On Sept. 6, 1901, self-described anarchist Leon Czolgosz fired two shots from a .32 caliber revolver into the abdomen of U.S. President William McKinley at close range. The President, who often appeared in public without adequate security, died eight days later from gangrene caused by the abdominal wounds. The assailant, Czolgosz, was quickly apprehended after the shooting and eventually sentenced to death after a jury found him guilty of presidential assassination.
It is likely no surprise to anyone that assassination of the President of the United States is a crime against the government. This article looks at the specifics of the law and how the U.S. Code treats assassination attempts and other matters related to this serious federal crime.
Presidential Assassination and the U.S. Code
The federal law prohibiting presidential assassination is found in 18 U.S.C § 1751. In addition to assassination of the President, it also covers such acts against the President-elect, Vice President, Vice President-elect, "or, if there is no Vice President, the officer next in the order of succession to the Office of the President of the United States." The law applies to members of the President's (and Vice President's) appointed staff (i.e,. cabinet members) as well.
It is not necessary for the defendant in an assassination case to know that the victim was in fact protected by the statute, which means the prosecution need not prove motive as long as the act was intentional. Anyone found guilty of assassinating the President (or any of the other parties listed above) faces either the death penalty -- as in the case of President McKinley's assassin Czolgosz -- or life imprisonment.
Assassination cases are investigated by the Federal Bureau of Investigation (FBI), which may seek assistance from any other federal, state, or local agencies (including the branches of the U.S. Armed Forces).
Attempted Assassination and Other Related Offenses
The actual murder of the President is not the only offense listed under this particular code section. Other offenses pertaining to the President and other officials covered by this statute include the following:
- Kidnapping -- Up to life imprisonment or, if the kidnapping results in death, capital punishment.

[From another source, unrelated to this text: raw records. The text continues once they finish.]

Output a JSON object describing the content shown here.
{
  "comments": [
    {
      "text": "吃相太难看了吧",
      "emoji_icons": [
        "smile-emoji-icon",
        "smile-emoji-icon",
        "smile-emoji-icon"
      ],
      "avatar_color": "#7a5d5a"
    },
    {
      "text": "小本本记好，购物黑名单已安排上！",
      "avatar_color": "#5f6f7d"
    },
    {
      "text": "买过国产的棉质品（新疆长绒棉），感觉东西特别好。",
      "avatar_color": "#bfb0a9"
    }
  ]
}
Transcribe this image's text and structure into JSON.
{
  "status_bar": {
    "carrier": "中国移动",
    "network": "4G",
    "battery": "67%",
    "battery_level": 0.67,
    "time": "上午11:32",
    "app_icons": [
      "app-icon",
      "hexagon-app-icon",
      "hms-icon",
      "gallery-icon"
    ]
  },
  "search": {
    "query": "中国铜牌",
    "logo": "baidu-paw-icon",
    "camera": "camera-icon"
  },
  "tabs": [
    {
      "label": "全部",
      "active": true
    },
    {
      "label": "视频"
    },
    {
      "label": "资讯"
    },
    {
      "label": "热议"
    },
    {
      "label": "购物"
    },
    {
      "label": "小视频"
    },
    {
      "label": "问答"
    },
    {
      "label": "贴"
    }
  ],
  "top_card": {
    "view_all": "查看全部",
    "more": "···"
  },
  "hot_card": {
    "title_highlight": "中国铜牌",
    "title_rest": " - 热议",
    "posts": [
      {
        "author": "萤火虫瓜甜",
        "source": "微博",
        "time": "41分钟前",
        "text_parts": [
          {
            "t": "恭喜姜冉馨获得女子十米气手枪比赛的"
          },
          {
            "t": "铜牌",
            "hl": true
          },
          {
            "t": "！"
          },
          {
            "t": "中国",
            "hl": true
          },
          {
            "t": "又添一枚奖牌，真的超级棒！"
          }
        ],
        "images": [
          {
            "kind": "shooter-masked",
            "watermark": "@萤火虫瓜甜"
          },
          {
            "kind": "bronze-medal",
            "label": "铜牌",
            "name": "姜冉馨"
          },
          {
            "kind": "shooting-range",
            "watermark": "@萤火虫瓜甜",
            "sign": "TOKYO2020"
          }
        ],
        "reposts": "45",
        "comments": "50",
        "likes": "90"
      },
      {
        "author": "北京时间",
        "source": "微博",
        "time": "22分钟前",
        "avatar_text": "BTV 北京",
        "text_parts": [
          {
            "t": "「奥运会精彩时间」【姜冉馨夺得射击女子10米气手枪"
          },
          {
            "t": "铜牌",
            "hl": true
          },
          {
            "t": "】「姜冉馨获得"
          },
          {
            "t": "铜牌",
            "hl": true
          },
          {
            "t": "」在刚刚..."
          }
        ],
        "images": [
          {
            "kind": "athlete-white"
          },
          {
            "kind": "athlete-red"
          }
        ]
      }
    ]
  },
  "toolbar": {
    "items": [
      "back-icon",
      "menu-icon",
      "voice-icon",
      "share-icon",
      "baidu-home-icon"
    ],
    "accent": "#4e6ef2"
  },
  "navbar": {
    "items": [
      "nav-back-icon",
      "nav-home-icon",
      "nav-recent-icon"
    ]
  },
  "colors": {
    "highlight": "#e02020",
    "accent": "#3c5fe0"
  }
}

- Attempted Assassination or Attempted Kidnapping -- Up to life imprisonment for attempted assassination or kidnapping.
- Conspiracy to Assassinate or Kidnap by Two or More People -- Up to life imprisonment (or capital punishment if it results in death) if one of more of the individuals commits an actual act in furtherance of the conspiracy.
- Assault -- Fines and/or imprisonment of up to 10 years (or up to one year if the assault victim is a member of the President or Vice President's appointed staff).
Presidential Assassinations in U.S. History
There have been attempts or plots to assassinate 18 of the 45 (as of 2017) U.S. Presidents and four successful assassinations. In addition to President McKinley, the other Presidents who have been killed include Abraham Lincoln, James A. Garfield, and John F. Kennedy. President Lincoln's assassin fled the scene and was later killed during a manhunt, while his co-conspirators were convicted and hanged. President Garfield's assassin was convicted and hanged nine months after the President's death. Finally, President Kennedy's alleged assassin Lee Harvey Oswald was murdered by a vigilante after Oswald was apprehended by federal officials.
The most recent attack on a President resulting in actual injury to the intended target was committed by John Hinckley, Jr. against President Ronald Reagan on March 30, 1981. Reagan, who suffered serious injuries from a single gunshot, fully recovered. Hinckley, who was found not guilty by reason of insanity, was released from institutional psychiatric care in 2016.
Charged With a Crime? An Attorney Can Help
Charges of presidential assassination and other crimes of this magnitude are quite rare. But if you have been charged with any other crimes against the federal government, you will mostly certainly need a skilled legal defense attorney. Get a handle on your case today by meeting with a local defense attorney.